SAN FRANCISCO -- An unusually smooth and swiftly growing lava dome within the crater of Washington state's Mount St. Helens volcano is an extraordinary and perplexing event with an unknown outcome, geologists said Tuesday.
The dome has been building at a steady clip for about two months now as molten rock boils up from deep below. While no major eruptions are expected in the near term, the dome's construction can be likened to a runaway freight train in terms of the steady forces involved, scientists said.
"There's a truckload of hot rock coming out of the mountain every second," said Dan Dzurisin of the U.S. Geological Survey. "We're scratching our heads about it."
Dzurisin and others presented the latest data on the volcano here at a meeting of the American Geophysical Union this week.
When Mount St. Helens blew its top in 1980, it left a mile-wide crater. Over the next six years, a dome of lava built up in the middle of the crater. Then the volcano went quiet. The dome became partly buried by a glacier that's more than 600 feet deep in places.

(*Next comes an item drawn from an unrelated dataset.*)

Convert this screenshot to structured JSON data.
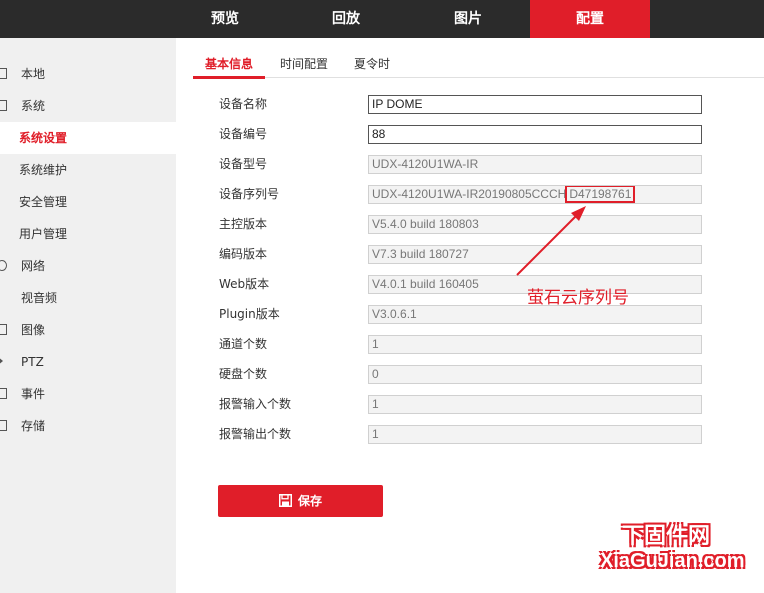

Then a swarm of earthquakes this September signaled new activity. The original dome inside the crater grew a welt on its south side. That welt quickly became a separate dome. It looks different, part of it being as smooth as an overturned ship. It is now bigger than an aircraft carrier, with a central head protruding above two shoulders.
Inside a crust about 10 meters (33 feet) thick the dome is loaded with magma, scorching molten rock. The whole structure is pushing its way south as it grows, "bulldozing its way into the glacier," Dzurisin said, "shoving it out of the way, cracking it, lifting it."
The scene looks a bit like a train wreck, with colossal chunks of ice angling in every direction.
John Pallister has been down there. More than once. He gets dropped off by helicopter so he can explore the dome up close, touch it.
"It's a rather dramatic terrain," said Pallister, also with the USGS. He's chipped away at the steep sides of the dome -- vertical as a spine in some spots -- which he says probably inches up a tiny bit with each new minor earthquake. Scientists have never watched such a natural construction project unfold and in such detail.
Below the surface
On Nov. 4, Pallister and colleagues used special tools to grab hot rocks from the dome. The magma has a pasty quality, he said. When it reaches the surface, it is cooler than the magma that poured out in 1980. That suggests there's a deep well of magma 4 to 7 miles (7-12 kilometers) down that has been rising and cooling since 1980. The geologists now think there's a secondary pool that is trapped about 1 to 2 miles (2-3 kilometers) below the crater, and that pool is now responsible for the dome building.
Scientists don't know what the mountain has in store. Studies of other domes suggest the current activity could last another couple months or many years, said USGS researcher Cynthia Gardner.
"We don't know exactly where this could go," Gardner said.
An eruption like 1980 is not expected. But if the dome continues to rise, it could eventually collapse, causing magma and ice to mix and releasing a large ash cloud up to 40,000 feet (12 kilometers), an event that would affect airline travel in the region and possibly populated areas downwind.
"Collapses can happen without warning," Gardner said.
- Confusion over Naming the Dome
- Largest Quake in Weeks Jostles St. Helens
- How Volcanoes Work
Live Science newsletter
Stay up to date on the latest science news by signing up for our Essentials newsletter.
Robert is an independent health and science journalist and writer based in Phoenix, Arizona. He is a former editor-in-chief of Live Science with over 20 years of experience as a reporter and editor. He has worked on websites such as Space.com and Tom's Guide, and is a contributor on Medium, covering how we age and how to optimize the mind and body through time. He has a journalism degree from Humboldt State University in California.